**PROBLEM DESCRIPTION**
All entries are to be reproduced exactly; the pictures are to be omitted.

**GIVEN DATA**
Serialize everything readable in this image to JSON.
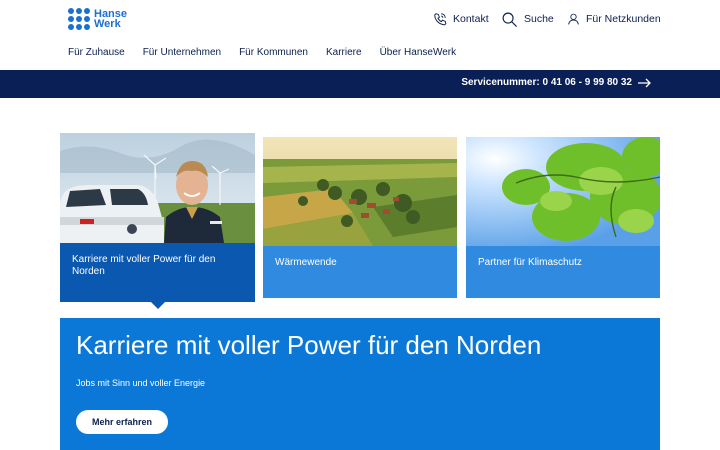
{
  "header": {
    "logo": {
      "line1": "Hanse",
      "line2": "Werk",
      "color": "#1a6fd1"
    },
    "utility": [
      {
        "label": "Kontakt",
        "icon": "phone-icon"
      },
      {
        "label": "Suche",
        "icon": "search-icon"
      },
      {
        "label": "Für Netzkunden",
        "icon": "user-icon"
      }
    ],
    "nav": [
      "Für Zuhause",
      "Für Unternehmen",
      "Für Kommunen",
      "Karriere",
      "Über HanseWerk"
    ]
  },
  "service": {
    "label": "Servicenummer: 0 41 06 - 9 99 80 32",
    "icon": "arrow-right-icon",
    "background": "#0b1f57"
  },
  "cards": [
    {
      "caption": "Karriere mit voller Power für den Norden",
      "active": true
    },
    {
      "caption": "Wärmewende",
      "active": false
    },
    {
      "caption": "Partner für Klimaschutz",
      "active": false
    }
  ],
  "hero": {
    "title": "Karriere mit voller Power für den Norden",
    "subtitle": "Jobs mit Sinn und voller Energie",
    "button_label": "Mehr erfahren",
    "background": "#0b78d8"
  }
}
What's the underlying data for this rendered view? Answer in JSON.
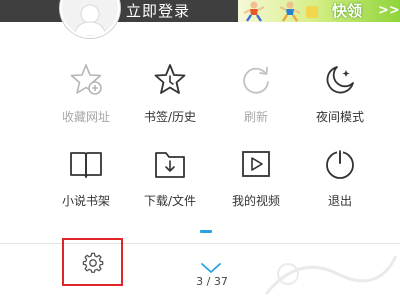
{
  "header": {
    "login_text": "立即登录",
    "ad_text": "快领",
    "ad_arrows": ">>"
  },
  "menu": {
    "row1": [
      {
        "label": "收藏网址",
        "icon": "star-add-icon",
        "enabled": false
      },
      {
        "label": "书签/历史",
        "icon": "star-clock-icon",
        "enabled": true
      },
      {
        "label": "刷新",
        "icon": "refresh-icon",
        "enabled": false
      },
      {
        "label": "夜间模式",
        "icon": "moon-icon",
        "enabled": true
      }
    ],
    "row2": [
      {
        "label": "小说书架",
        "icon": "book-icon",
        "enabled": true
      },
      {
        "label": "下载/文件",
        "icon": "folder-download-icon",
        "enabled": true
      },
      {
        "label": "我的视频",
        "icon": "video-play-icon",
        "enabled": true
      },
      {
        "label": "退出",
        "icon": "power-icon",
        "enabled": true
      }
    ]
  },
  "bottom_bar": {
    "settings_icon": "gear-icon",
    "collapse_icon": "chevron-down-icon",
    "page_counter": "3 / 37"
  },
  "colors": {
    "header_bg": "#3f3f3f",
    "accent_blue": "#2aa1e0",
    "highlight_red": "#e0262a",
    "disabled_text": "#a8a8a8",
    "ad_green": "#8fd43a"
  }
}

**SOLUTION FOR THIS EXERCISE**
Serialize everything readable in this image to JSON.
{
  "header": {
    "logo": {
      "line1": "Hanse",
      "line2": "Werk",
      "color": "#1a6fd1"
    },
    "utility": [
      {
        "label": "Kontakt",
        "icon": "phone-icon"
      },
      {
        "label": "Suche",
        "icon": "search-icon"
      },
      {
        "label": "Für Netzkunden",
        "icon": "user-icon"
      }
    ],
    "nav": [
      "Für Zuhause",
      "Für Unternehmen",
      "Für Kommunen",
      "Karriere",
      "Über HanseWerk"
    ]
  },
  "service": {
    "label": "Servicenummer: 0 41 06 - 9 99 80 32",
    "icon": "arrow-right-icon",
    "background": "#0b1f57"
  },
  "cards": [
    {
      "caption": "Karriere mit voller Power für den Norden",
      "active": true
    },
    {
      "caption": "Wärmewende",
      "active": false
    },
    {
      "caption": "Partner für Klimaschutz",
      "active": false
    }
  ],
  "hero": {
    "title": "Karriere mit voller Power für den Norden",
    "subtitle": "Jobs mit Sinn und voller Energie",
    "button_label": "Mehr erfahren",
    "background": "#0b78d8"
  }
}
What's the underlying data for this rendered view? Answer in JSON.
{
  "header": {
    "login_text": "立即登录",
    "ad_text": "快领",
    "ad_arrows": ">>"
  },
  "menu": {
    "row1": [
      {
        "label": "收藏网址",
        "icon": "star-add-icon",
        "enabled": false
      },
      {
        "label": "书签/历史",
        "icon": "star-clock-icon",
        "enabled": true
      },
      {
        "label": "刷新",
        "icon": "refresh-icon",
        "enabled": false
      },
      {
        "label": "夜间模式",
        "icon": "moon-icon",
        "enabled": true
      }
    ],
    "row2": [
      {
        "label": "小说书架",
        "icon": "book-icon",
        "enabled": true
      },
      {
        "label": "下载/文件",
        "icon": "folder-download-icon",
        "enabled": true
      },
      {
        "label": "我的视频",
        "icon": "video-play-icon",
        "enabled": true
      },
      {
        "label": "退出",
        "icon": "power-icon",
        "enabled": true
      }
    ]
  },
  "bottom_bar": {
    "settings_icon": "gear-icon",
    "collapse_icon": "chevron-down-icon",
    "page_counter": "3 / 37"
  },
  "colors": {
    "header_bg": "#3f3f3f",
    "accent_blue": "#2aa1e0",
    "highlight_red": "#e0262a",
    "disabled_text": "#a8a8a8",
    "ad_green": "#8fd43a"
  }
}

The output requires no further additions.